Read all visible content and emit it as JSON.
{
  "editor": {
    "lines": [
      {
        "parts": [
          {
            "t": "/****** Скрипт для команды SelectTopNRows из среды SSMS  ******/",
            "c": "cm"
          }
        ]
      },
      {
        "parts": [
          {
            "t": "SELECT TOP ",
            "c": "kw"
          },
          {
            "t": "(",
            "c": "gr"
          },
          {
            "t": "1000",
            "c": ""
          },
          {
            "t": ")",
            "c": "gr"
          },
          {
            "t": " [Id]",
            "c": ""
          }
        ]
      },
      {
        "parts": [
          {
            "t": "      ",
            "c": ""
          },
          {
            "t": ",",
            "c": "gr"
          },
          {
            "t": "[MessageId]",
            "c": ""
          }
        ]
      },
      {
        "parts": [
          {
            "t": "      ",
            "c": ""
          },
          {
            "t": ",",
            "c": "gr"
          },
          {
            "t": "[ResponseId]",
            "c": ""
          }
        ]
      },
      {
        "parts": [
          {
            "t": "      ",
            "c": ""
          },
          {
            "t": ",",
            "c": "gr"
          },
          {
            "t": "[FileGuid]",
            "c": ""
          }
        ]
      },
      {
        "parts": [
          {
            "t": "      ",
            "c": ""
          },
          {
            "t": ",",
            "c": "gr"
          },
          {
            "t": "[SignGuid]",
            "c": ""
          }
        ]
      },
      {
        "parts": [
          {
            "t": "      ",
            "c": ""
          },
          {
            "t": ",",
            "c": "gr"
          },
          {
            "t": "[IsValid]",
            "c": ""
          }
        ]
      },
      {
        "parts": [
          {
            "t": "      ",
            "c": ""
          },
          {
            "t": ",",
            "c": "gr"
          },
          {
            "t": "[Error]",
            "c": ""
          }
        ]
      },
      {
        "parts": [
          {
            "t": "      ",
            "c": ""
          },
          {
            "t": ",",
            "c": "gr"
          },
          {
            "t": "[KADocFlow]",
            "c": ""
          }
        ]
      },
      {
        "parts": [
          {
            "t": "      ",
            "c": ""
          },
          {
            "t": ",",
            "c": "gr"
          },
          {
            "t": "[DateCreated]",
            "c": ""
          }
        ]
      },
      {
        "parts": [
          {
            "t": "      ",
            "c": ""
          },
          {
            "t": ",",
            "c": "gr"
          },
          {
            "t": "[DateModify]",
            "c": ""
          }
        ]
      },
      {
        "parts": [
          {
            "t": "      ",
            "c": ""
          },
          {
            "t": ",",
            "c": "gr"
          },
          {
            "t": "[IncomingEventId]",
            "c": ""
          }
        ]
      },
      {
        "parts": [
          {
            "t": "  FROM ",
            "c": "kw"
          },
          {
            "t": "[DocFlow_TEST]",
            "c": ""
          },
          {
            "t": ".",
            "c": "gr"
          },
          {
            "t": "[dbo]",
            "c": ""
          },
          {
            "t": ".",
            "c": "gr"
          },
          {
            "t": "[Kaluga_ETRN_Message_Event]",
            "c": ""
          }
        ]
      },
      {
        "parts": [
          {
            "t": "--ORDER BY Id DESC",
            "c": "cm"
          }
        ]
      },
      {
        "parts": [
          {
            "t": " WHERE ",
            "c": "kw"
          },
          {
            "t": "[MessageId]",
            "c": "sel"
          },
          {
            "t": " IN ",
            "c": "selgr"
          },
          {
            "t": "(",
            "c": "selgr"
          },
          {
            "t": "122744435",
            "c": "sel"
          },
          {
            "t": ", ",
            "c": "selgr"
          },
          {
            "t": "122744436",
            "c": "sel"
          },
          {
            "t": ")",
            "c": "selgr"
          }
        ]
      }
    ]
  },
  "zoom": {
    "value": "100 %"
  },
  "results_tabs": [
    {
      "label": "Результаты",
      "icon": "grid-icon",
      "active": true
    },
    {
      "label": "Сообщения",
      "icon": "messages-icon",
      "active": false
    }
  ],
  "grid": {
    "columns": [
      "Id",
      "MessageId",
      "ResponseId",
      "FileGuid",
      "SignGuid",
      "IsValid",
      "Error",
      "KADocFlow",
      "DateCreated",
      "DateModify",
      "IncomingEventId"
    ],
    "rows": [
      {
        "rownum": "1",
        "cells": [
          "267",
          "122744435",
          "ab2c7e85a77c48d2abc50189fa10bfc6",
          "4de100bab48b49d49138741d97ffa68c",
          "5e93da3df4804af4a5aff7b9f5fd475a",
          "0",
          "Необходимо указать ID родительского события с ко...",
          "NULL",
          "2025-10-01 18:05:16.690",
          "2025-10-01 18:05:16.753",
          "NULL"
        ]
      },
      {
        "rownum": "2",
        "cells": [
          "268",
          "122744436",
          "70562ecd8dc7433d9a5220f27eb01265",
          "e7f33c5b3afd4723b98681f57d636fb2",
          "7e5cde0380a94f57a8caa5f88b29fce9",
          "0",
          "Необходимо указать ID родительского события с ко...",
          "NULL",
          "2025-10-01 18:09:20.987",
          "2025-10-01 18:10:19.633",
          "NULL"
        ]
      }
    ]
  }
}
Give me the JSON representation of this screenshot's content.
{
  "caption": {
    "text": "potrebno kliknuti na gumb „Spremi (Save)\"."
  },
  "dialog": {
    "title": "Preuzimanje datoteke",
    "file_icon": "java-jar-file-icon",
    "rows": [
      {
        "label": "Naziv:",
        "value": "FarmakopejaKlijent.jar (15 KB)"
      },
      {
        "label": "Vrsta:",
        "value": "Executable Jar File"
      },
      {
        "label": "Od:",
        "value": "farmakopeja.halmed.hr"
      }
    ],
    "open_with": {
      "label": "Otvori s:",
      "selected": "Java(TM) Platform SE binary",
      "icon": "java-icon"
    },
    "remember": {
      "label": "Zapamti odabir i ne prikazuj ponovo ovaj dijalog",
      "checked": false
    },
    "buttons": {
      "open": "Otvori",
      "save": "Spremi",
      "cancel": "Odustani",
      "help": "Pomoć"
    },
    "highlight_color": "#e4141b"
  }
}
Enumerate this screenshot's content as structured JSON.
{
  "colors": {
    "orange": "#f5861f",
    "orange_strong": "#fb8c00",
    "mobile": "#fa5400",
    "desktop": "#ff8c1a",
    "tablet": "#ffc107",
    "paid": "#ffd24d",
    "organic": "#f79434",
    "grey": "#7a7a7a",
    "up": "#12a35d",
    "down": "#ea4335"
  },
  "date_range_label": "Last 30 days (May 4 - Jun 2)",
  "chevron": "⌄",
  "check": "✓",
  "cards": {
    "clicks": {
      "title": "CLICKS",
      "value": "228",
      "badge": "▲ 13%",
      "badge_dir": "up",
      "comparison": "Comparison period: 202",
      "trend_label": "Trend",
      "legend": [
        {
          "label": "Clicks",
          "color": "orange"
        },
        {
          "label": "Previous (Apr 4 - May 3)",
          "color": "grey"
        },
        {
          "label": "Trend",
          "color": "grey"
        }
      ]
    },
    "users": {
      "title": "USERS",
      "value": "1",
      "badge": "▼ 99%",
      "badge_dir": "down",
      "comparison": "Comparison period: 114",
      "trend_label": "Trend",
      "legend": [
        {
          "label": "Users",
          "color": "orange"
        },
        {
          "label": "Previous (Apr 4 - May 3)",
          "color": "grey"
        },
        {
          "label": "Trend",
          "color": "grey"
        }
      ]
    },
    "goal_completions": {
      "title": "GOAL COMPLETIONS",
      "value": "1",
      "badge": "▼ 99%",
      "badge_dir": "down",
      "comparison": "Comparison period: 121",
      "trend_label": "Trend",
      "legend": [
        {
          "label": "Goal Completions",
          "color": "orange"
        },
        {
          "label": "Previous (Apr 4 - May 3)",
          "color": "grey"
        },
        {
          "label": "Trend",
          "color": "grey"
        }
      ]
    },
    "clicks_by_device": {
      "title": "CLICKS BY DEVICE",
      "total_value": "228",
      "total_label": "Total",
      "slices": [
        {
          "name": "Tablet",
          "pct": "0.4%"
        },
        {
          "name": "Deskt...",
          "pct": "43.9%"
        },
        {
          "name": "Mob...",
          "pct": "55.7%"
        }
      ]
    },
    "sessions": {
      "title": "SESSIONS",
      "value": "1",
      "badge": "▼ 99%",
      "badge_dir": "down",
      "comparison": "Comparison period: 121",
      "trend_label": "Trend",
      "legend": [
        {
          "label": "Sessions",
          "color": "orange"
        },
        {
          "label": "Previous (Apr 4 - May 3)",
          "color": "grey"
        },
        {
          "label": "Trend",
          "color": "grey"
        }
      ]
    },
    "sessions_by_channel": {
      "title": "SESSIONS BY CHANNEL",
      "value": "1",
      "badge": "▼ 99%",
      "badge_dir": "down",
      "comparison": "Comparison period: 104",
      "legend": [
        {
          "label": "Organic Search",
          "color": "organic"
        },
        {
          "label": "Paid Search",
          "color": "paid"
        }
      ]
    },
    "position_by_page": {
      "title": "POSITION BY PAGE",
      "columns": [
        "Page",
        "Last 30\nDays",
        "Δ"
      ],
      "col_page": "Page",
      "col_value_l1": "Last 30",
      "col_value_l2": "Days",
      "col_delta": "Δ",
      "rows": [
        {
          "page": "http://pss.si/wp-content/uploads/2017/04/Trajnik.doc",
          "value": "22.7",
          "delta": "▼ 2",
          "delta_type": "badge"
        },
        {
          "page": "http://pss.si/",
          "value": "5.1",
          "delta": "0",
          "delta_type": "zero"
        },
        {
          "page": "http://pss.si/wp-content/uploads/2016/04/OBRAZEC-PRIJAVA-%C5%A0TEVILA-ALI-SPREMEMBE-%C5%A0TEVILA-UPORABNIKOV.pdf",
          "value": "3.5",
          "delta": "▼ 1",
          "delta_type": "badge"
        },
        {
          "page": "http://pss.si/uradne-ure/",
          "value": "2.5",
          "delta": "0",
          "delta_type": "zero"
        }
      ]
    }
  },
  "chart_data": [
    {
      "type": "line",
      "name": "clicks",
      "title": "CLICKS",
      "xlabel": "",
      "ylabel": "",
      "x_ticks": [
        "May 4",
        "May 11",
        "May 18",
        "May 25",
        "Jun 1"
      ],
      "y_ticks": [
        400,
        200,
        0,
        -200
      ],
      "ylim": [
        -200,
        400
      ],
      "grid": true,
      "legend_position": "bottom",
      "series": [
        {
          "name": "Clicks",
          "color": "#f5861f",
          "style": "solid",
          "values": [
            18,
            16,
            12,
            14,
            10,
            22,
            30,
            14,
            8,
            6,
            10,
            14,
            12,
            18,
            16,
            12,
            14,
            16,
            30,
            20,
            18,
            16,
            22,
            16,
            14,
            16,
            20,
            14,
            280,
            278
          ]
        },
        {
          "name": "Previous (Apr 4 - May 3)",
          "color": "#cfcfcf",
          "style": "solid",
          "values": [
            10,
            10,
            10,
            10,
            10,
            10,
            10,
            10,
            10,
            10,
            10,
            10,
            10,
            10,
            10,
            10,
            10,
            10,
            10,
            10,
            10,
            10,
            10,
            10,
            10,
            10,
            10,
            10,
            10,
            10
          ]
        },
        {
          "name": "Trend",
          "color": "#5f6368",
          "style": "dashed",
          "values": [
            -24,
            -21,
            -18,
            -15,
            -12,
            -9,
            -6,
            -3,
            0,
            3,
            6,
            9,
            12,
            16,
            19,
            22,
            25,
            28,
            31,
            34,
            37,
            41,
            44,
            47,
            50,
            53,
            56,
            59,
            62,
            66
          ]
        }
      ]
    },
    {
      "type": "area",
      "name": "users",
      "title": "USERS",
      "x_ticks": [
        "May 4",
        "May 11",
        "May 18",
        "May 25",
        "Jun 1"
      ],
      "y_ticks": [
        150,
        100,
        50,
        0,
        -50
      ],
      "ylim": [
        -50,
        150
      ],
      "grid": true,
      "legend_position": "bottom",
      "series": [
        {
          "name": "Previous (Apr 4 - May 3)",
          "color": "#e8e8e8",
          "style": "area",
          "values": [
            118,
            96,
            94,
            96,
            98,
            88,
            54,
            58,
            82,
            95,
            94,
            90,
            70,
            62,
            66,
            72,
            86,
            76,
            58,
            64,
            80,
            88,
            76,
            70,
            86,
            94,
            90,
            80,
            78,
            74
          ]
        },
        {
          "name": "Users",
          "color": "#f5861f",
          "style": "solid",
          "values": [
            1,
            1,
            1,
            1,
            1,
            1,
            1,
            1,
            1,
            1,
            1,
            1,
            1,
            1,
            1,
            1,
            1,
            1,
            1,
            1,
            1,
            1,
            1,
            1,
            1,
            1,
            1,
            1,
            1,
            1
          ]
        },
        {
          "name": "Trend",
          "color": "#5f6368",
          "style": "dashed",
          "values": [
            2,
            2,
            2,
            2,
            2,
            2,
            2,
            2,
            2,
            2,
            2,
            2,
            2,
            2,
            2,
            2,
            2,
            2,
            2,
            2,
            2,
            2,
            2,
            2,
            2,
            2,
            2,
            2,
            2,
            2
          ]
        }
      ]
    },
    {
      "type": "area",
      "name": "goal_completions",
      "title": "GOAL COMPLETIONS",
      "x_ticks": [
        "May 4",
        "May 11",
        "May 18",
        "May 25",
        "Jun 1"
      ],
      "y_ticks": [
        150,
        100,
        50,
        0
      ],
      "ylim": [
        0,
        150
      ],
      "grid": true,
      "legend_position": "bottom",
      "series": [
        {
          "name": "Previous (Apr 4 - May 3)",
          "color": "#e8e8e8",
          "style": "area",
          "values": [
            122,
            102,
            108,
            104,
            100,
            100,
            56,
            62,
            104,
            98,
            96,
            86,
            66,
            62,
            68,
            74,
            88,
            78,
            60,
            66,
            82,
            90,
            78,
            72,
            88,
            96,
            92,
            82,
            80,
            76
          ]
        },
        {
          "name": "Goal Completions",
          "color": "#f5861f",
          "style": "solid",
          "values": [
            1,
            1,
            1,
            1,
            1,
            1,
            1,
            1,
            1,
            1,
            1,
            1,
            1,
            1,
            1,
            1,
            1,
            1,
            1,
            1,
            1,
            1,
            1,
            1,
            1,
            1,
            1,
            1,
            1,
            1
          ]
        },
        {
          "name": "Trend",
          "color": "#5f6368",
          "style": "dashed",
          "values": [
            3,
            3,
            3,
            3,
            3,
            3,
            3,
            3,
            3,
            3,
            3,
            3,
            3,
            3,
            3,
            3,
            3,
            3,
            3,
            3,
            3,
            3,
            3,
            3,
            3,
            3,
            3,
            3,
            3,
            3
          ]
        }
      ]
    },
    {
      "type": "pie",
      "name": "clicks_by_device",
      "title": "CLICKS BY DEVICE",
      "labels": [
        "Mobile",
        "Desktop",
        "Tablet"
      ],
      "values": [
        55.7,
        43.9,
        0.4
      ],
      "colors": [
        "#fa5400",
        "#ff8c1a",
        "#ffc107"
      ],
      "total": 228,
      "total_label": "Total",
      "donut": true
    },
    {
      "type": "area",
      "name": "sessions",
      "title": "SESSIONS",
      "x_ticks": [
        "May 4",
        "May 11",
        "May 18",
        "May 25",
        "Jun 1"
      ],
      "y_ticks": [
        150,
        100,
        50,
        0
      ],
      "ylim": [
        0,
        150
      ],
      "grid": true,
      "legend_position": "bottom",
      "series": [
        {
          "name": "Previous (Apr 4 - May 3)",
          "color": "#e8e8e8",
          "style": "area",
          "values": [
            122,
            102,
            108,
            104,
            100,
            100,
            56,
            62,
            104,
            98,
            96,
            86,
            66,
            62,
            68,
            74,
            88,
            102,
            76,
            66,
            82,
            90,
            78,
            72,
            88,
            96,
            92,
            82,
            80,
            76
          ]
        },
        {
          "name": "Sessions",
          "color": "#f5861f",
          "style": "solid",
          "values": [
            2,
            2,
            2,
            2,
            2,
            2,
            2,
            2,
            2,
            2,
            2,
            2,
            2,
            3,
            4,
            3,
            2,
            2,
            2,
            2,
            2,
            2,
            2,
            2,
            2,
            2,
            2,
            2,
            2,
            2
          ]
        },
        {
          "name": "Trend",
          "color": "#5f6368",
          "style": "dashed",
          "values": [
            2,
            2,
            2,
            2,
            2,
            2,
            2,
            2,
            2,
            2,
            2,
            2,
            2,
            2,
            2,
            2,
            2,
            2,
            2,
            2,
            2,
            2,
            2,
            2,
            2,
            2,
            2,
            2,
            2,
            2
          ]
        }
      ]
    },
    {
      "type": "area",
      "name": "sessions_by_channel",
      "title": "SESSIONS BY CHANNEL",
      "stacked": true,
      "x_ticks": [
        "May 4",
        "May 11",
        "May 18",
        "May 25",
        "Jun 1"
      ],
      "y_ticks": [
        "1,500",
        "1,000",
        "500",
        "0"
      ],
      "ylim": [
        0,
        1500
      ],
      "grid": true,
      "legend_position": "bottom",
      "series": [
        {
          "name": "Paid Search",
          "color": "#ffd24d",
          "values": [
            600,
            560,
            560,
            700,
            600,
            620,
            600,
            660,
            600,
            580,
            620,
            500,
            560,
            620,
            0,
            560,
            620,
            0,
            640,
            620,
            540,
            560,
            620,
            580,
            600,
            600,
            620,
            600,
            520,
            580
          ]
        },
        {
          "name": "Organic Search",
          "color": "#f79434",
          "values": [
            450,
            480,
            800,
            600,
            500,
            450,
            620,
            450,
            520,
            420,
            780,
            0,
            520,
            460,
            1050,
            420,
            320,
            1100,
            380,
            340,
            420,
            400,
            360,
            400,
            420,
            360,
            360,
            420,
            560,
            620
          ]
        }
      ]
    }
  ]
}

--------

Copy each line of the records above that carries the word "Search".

== OUTPUT BELOW ==
          "label": "Organic Search",
          "label": "Paid Search",
          "name": "Paid Search",
          "name": "Organic Search",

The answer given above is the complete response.